“Aapko andar aadhaa ghanta hi lagega [It will only take you half an hour inside],” the auto rickshaw driver tells me with full conviction. A little voice inside of me shakes its head and mutters, “Naaaa, an hour. I need an hour.”

Neither know me well. I end up spending two hours.

Remember when we were little children and the whole world was one fantasy land filled with fantastical objects, much like an Aladdin’s cave? The Raja Dinkar Kelkar Museum is a manifestation of that fantasy.

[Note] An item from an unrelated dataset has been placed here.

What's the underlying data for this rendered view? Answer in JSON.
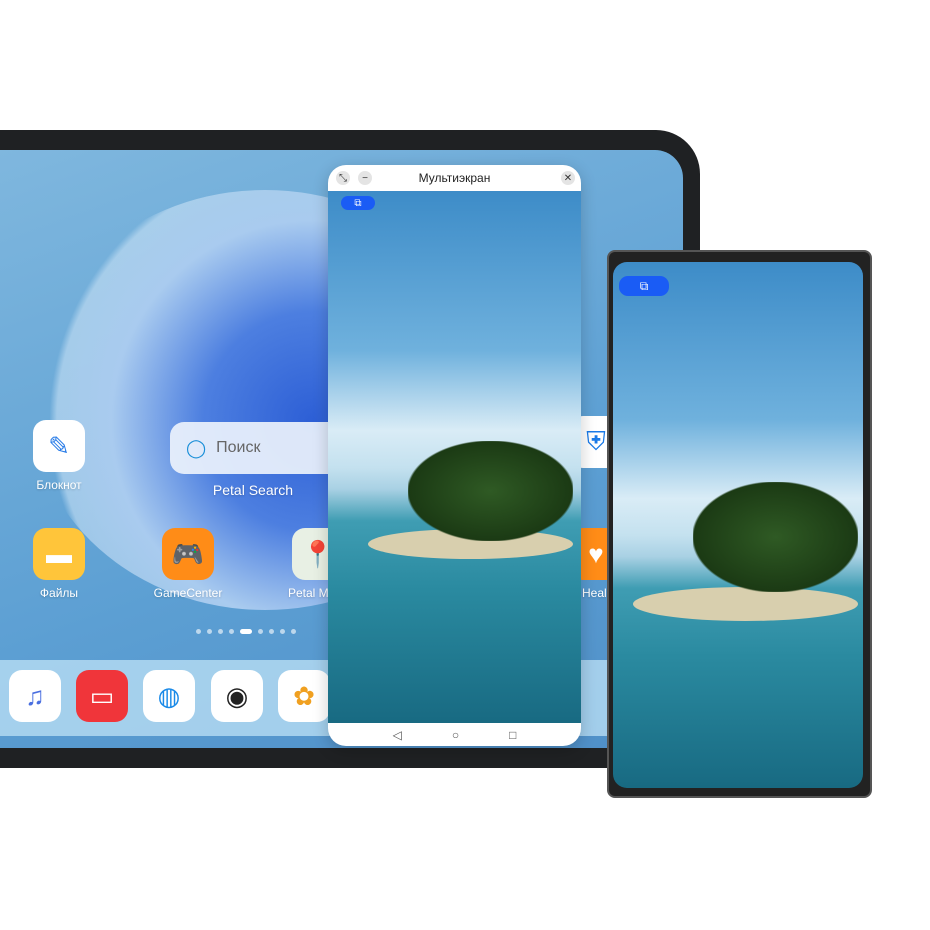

Tucked inside an obscure lane in Pune’s Old City—2,500 pieces of a whopping 21,000 objet d’art collection—are displayed over three floors and 42 sections of what was once Dr. Dinkar G. Kelkar’s (1896 – 1990) home. Though much of the edifice is now a museum the family continues to live in a portion closed to the public. Continue reading